What you may not understand is that the world of email is rather confusing. Basically, the email that comes over the wire is presented to you by your email client and where email gets very confusing is that there are a million different email clients. You probably use more than one. If you look at your email on a mobile device and on a computer that is two different clients. Then when you think about 3rd party clients and even GMail which renders in a browser, you have a client which is actually a client within a browser.
Because of the various numbers of email clients and security concerns, while the web has advanced, email was still written and styled like the early 2000s web. This means table layouts, no real stylesheets, and things like the center tag from way back in the day.
When I left Salesforce, I was hoping that my email wondering days were behind me. Well, for the most part, they are, but one common thing our clients need is to send emails to their clients. Bringing me back to writing stylized email HTML like the 2000s in table layouts.
Despite being very forward-thinking when it was first created, Gmail is usually the hardest client to style for. It’s not really their fault. They are presenting your email in a web browser and they have to be secure on their side of things. I don’t begrudge them thinking about branding and security. Still, things are starting to change and Gmail is now supporting some new things:
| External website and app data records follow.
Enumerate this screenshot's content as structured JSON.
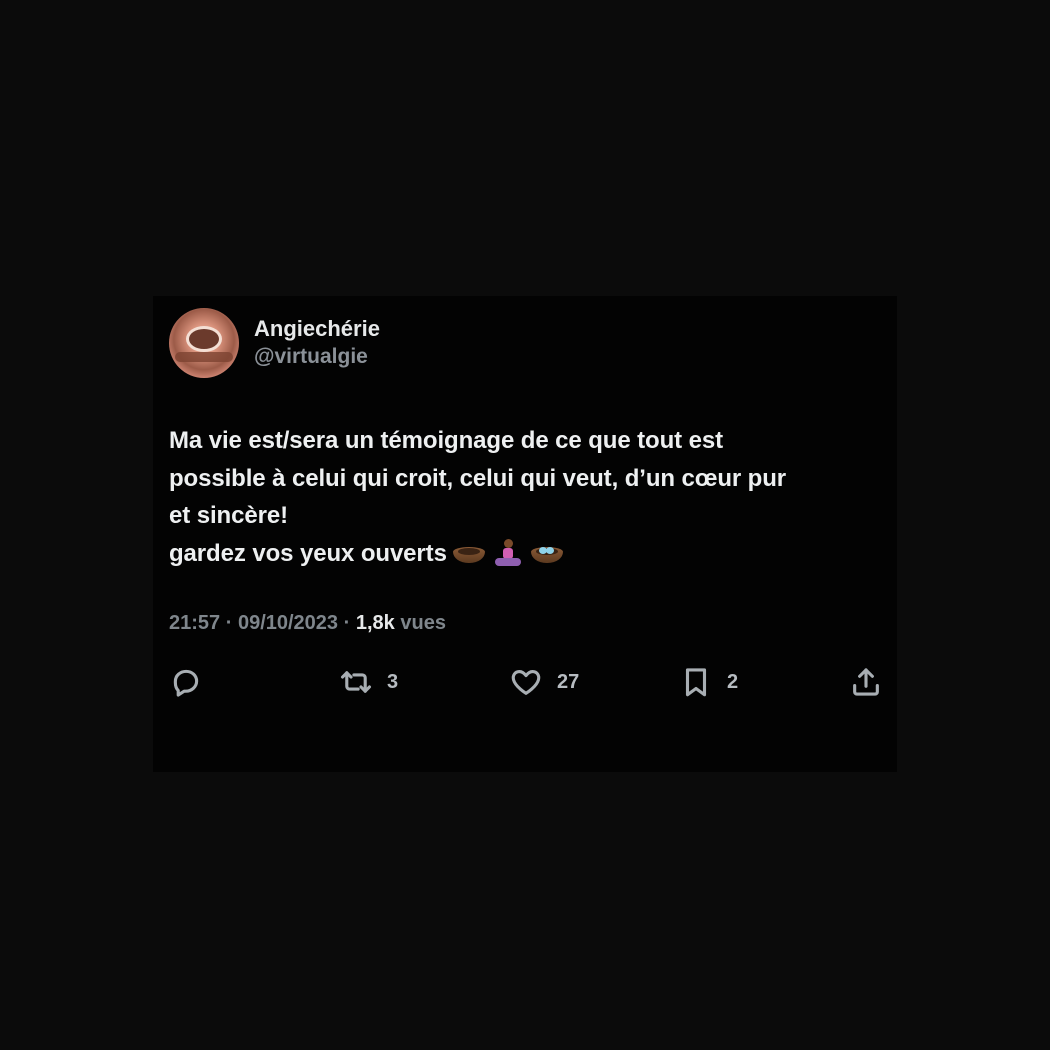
{
  "tweet": {
    "display_name": "Angiechérie",
    "handle": "@virtualgie",
    "text_lines": [
      "Ma vie est/sera un témoignage de ce que tout est",
      "possible à celui qui croit, celui qui veut, d’un cœur pur",
      "et sincère!",
      "gardez vos yeux ouverts"
    ],
    "emojis": [
      "nest-with-eggs-icon",
      "person-in-lotus-position-icon",
      "nest-with-eggs-icon"
    ],
    "time": "21:57",
    "date": "09/10/2023",
    "views_count": "1,8k",
    "views_label": "vues",
    "separator": "·"
  },
  "actions": {
    "reply_count": "",
    "retweet_count": "3",
    "like_count": "27",
    "bookmark_count": "2"
  },
  "colors": {
    "background": "#0b0b0b",
    "card": "#030303",
    "text": "#e7e9ea",
    "muted": "#7f868c"
  }
}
Gmail isn’t the only client, though. Because of this, much of the email stuff is still being done with tables. This is pretty challenging for those of us who have spent a bunch of time learning to do things right in CSS (though, to be fair, I’m not the best at CSS).
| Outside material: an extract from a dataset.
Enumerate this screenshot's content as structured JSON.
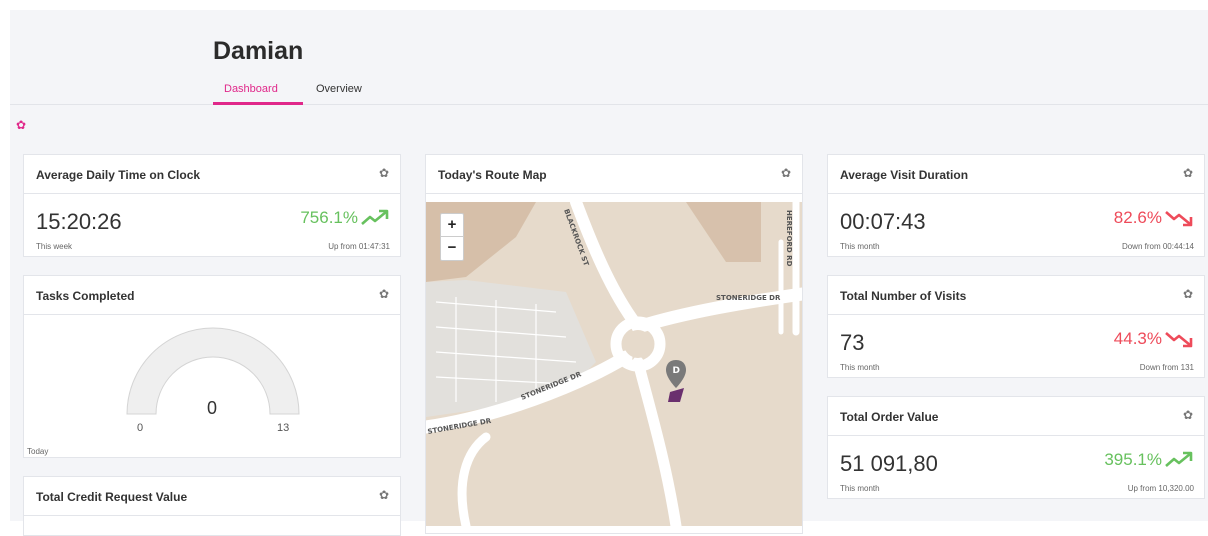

The association for me feels a bit like the Cobal programmers who were needed to fix all the old code used before the year 2000. Granted, we have better tools for conversion, but this does feel a little archaic.
A Good resource is:
https://www.udemy.com/course/html-email/ – a good course on how to work through HTML email.
I’m learning more things as I go through this process. So far, I’ve learned that not all divs are respected and also that you have to use a capital M in margin for outlook. You also cannot use SVGs in email, you must use PNGs. More lessons to come as I dig through this project.